### THE PROBLEM
Could the records below be restated word for word, without a single picture?

* * * * *

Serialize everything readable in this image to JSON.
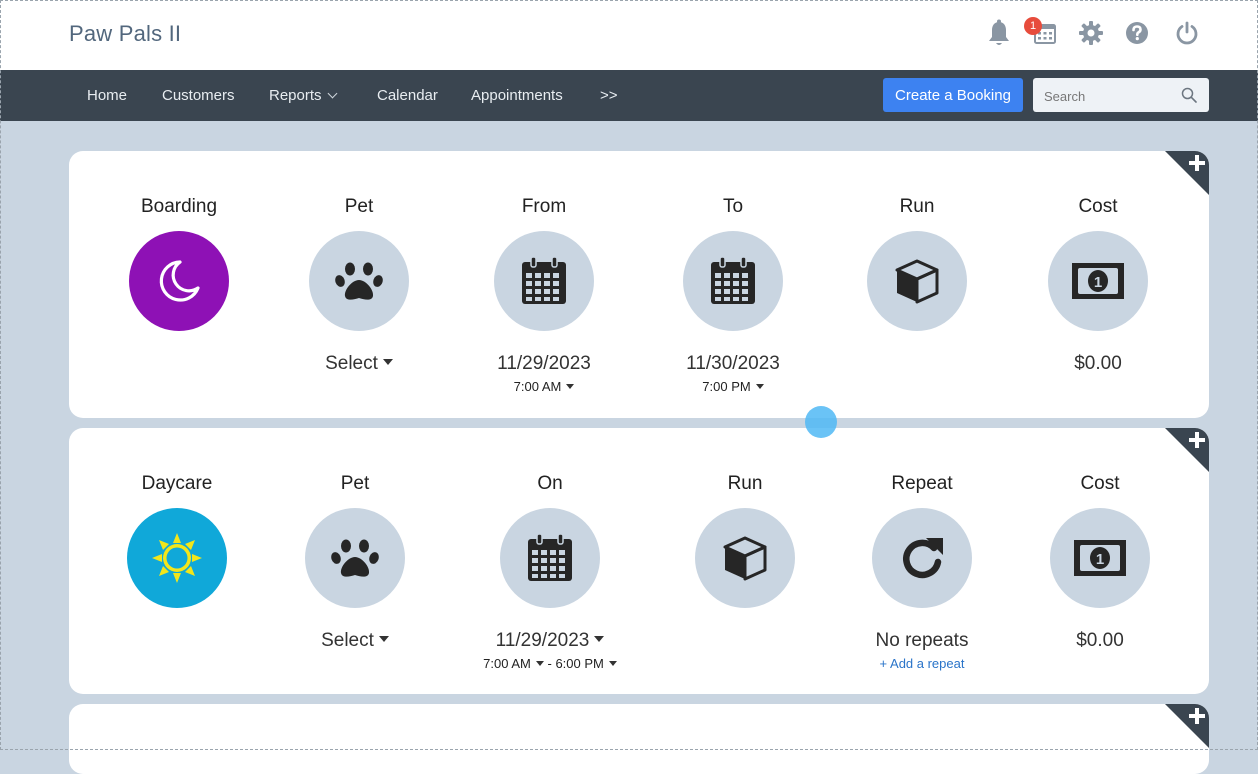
{
  "app": {
    "title": "Paw Pals II"
  },
  "header": {
    "notification_count": "1"
  },
  "nav": {
    "items": [
      "Home",
      "Customers",
      "Reports",
      "Calendar",
      "Appointments",
      ">>"
    ],
    "create_booking": "Create a Booking",
    "search_placeholder": "Search"
  },
  "boarding": {
    "type_label": "Boarding",
    "pet_label": "Pet",
    "pet_value": "Select",
    "from_label": "From",
    "from_date": "11/29/2023",
    "from_time": "7:00 AM",
    "to_label": "To",
    "to_date": "11/30/2023",
    "to_time": "7:00 PM",
    "run_label": "Run",
    "cost_label": "Cost",
    "cost_value": "$0.00"
  },
  "daycare": {
    "type_label": "Daycare",
    "pet_label": "Pet",
    "pet_value": "Select",
    "on_label": "On",
    "on_date": "11/29/2023",
    "start_time": "7:00 AM",
    "time_separator": "-",
    "end_time": "6:00 PM",
    "run_label": "Run",
    "repeat_label": "Repeat",
    "repeat_value": "No repeats",
    "add_repeat": "+ Add a repeat",
    "cost_label": "Cost",
    "cost_value": "$0.00"
  },
  "colors": {
    "boarding_accent": "#8e11b5",
    "daycare_accent": "#10a8d9",
    "primary_button": "#3d82f1",
    "navbar": "#3a4550",
    "page_background": "#c9d5e1",
    "badge": "#e74c3c"
  },
  "icons": {
    "boarding": "moon-icon",
    "daycare": "sun-icon",
    "pet": "paw-icon",
    "date": "calendar-icon",
    "run": "box-icon",
    "repeat": "redo-icon",
    "cost": "money-icon"
  }
}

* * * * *

### SOLUTION FOR THIS EXERCISE
Serialize everything readable in this image to JSON.
{
  "app": {
    "title": "Paw Pals II"
  },
  "header": {
    "notification_count": "1"
  },
  "nav": {
    "items": [
      "Home",
      "Customers",
      "Reports",
      "Calendar",
      "Appointments",
      ">>"
    ],
    "create_booking": "Create a Booking",
    "search_placeholder": "Search"
  },
  "boarding": {
    "type_label": "Boarding",
    "pet_label": "Pet",
    "pet_value": "Select",
    "from_label": "From",
    "from_date": "11/29/2023",
    "from_time": "7:00 AM",
    "to_label": "To",
    "to_date": "11/30/2023",
    "to_time": "7:00 PM",
    "run_label": "Run",
    "cost_label": "Cost",
    "cost_value": "$0.00"
  },
  "daycare": {
    "type_label": "Daycare",
    "pet_label": "Pet",
    "pet_value": "Select",
    "on_label": "On",
    "on_date": "11/29/2023",
    "start_time": "7:00 AM",
    "time_separator": "-",
    "end_time": "6:00 PM",
    "run_label": "Run",
    "repeat_label": "Repeat",
    "repeat_value": "No repeats",
    "add_repeat": "+ Add a repeat",
    "cost_label": "Cost",
    "cost_value": "$0.00"
  },
  "colors": {
    "boarding_accent": "#8e11b5",
    "daycare_accent": "#10a8d9",
    "primary_button": "#3d82f1",
    "navbar": "#3a4550",
    "page_background": "#c9d5e1",
    "badge": "#e74c3c"
  },
  "icons": {
    "boarding": "moon-icon",
    "daycare": "sun-icon",
    "pet": "paw-icon",
    "date": "calendar-icon",
    "run": "box-icon",
    "repeat": "redo-icon",
    "cost": "money-icon"
  }
}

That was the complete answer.